Octodad, a third-person PC adventure about “destruction, deception and fatherhood,” has been named one of eight Student Showcase Winners for the 2011 Independent Games Festival (IGF) at the Game Developers Conference (GDC), which will be held Feb. 28 to March 4 in San Francisco. DePaul University’s Devil’s Tuning Fork was also an IGF Student Showcase Winner in 2010.
Created by students in DePaul University’s College of Computing and Digital Media with the help of advisors Patrick Curry (Game Director, Wideload Games and game design instructor at DePaul) and Associate Professor Scott Roberts, the game tells the story of Octodad, a cephalopod whose true nature must be kept hidden from his human family.
The innovative third-person adventure game, free to download from the DePaul site, has been collecting accolades from game enthusiast and consumer publications since its release in late 2010. Octodad has been featured on Kotaku, Joystiq, Destructoid, IGN, Indie Gamer and PC Gamer and downloaded more than 125,000 times since its release. The game received an “Honorable Mention” from Indiegames.com’s Best Of 2010: Top 10 Indie Games; it was also named Funniest Video Game of 2010 by SplitSider.com.
Founded in 2004, DePaul’s Game Development Program emphasizes a team-based approach to game development and includes courses in production, design, programming and animation. The university offers the largest computer science and game development program in the Midwest and was one of the first liberal arts universities to create a game program. DePaul currently has 259 undergraduates and 36 graduates enrolled in its game program.
“Octodad is near and dear to our hearts because it displays an immense degree of creativity while being really fun to play,” said David Miller, dean of the College of Computing and Digital Media at DePaul. “More than a technical achievement, the award validates DePaul’s multidisciplinary approach to game development, rewarding this game for its unique aesthetics, programming chops and writing.”
DePaul’s program gives students a real-world view of careers in game development and builds the skills that will help them find employment in the business immediately after graduation.
“The game industry is known to be tough to break into – and unforgiving to those who lack experience making games,” said Scott Roberts, project advisor for the team behind Octodad and associate professor at DePaul’s School of Cinema and Interactive Media. “You can’t beat going to school and producing an award-winning game as a job-hunting strategy. Kudos to the team for pulling it off in such a spectacular fashion.”
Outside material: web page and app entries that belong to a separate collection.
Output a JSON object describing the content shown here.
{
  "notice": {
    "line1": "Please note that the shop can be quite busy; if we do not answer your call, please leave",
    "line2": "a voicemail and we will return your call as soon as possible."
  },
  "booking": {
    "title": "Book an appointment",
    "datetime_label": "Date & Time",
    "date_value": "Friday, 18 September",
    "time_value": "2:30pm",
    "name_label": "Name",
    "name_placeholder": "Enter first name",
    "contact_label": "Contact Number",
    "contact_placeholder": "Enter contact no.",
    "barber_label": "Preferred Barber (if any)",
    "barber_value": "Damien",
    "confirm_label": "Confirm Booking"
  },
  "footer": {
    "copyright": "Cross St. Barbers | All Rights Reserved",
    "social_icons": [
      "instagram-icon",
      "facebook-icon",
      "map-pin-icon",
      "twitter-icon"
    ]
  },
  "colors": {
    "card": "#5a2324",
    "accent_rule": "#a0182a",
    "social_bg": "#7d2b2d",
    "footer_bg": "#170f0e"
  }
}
Octodad can be downloaded for free at http://www.octodadgame.com/
To learn more about DePaul’s Game Development program, visit http://gamedev.depaul.edu/.